Dataset rows describing interfaces
--- START ---

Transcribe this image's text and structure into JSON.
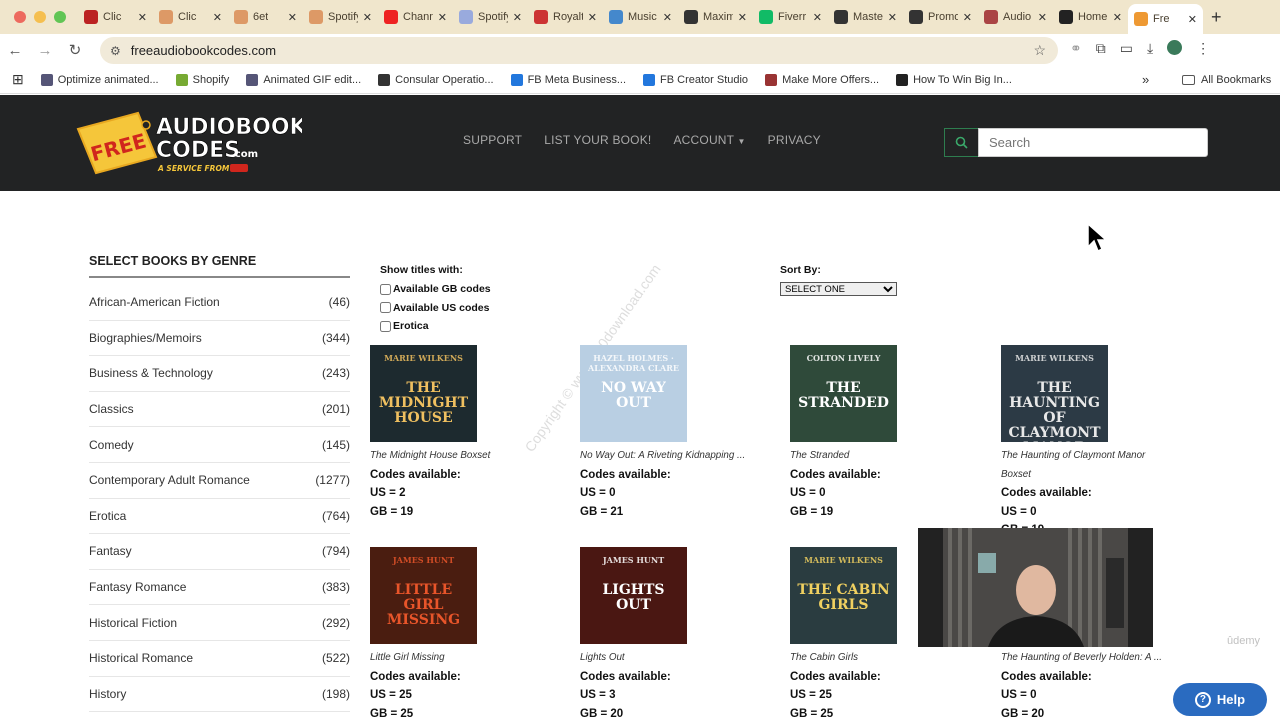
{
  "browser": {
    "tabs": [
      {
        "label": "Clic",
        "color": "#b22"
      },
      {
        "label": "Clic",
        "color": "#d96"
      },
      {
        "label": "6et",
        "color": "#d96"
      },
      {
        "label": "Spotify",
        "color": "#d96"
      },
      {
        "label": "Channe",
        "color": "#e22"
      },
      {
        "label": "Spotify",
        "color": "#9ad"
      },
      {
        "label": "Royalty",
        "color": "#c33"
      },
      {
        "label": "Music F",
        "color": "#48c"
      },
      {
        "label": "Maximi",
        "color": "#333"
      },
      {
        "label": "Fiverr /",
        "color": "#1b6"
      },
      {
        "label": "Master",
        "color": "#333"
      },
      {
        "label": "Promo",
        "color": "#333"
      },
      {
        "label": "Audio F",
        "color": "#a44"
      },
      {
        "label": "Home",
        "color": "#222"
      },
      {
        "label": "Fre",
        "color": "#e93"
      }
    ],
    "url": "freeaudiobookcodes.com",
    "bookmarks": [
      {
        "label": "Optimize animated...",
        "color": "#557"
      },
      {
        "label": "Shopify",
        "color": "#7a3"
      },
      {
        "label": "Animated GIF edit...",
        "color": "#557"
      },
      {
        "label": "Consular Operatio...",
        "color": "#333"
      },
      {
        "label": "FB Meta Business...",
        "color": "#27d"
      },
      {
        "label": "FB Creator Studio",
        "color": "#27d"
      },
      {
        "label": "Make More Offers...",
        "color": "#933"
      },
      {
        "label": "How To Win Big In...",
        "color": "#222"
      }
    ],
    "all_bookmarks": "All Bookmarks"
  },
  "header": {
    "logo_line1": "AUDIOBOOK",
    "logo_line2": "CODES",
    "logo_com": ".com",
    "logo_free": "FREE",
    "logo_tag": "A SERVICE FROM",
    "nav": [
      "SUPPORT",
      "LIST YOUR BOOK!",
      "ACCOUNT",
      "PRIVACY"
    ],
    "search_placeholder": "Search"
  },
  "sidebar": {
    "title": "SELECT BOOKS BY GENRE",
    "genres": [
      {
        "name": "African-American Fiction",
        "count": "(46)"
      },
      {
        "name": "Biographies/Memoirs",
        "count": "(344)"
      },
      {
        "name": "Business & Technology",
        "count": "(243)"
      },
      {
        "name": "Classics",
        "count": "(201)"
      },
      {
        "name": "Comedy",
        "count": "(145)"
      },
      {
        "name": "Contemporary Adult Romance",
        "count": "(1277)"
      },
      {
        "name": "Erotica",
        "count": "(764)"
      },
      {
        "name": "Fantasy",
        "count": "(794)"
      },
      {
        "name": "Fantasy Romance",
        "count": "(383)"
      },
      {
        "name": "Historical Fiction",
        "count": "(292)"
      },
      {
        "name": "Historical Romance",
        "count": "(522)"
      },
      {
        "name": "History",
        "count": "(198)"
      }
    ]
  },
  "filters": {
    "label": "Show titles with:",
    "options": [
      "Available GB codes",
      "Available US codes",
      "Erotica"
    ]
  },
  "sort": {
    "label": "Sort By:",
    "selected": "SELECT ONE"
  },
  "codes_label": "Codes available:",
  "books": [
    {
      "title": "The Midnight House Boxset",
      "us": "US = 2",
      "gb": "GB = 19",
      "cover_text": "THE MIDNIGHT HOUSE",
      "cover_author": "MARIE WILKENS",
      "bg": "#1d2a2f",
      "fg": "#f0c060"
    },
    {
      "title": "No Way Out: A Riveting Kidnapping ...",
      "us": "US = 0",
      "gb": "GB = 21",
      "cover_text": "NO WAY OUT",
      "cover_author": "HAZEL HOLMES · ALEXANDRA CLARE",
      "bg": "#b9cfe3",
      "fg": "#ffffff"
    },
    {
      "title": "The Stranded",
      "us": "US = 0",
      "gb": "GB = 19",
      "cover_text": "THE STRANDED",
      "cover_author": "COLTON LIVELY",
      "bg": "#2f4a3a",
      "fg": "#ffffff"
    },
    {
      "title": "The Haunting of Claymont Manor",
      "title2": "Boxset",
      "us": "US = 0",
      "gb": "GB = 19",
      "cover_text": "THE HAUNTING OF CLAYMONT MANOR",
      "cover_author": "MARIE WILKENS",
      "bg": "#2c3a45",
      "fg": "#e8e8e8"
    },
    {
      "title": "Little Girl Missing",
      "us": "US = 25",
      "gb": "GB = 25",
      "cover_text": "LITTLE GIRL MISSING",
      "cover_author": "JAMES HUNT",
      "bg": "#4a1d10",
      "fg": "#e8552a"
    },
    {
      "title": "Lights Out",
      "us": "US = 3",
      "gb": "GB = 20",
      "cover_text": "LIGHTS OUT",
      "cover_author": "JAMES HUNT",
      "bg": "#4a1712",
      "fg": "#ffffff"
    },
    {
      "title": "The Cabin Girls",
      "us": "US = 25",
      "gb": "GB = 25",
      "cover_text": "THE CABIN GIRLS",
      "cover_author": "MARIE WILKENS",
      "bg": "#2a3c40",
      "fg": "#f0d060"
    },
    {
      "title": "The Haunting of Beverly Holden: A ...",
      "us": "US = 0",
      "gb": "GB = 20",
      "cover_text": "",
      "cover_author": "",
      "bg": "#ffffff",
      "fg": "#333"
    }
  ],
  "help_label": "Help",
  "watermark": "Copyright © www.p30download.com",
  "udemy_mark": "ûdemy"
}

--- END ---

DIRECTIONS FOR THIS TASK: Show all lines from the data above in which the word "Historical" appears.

EXERCISE ANSWER:
        "name": "Historical Fiction",
        "name": "Historical Romance",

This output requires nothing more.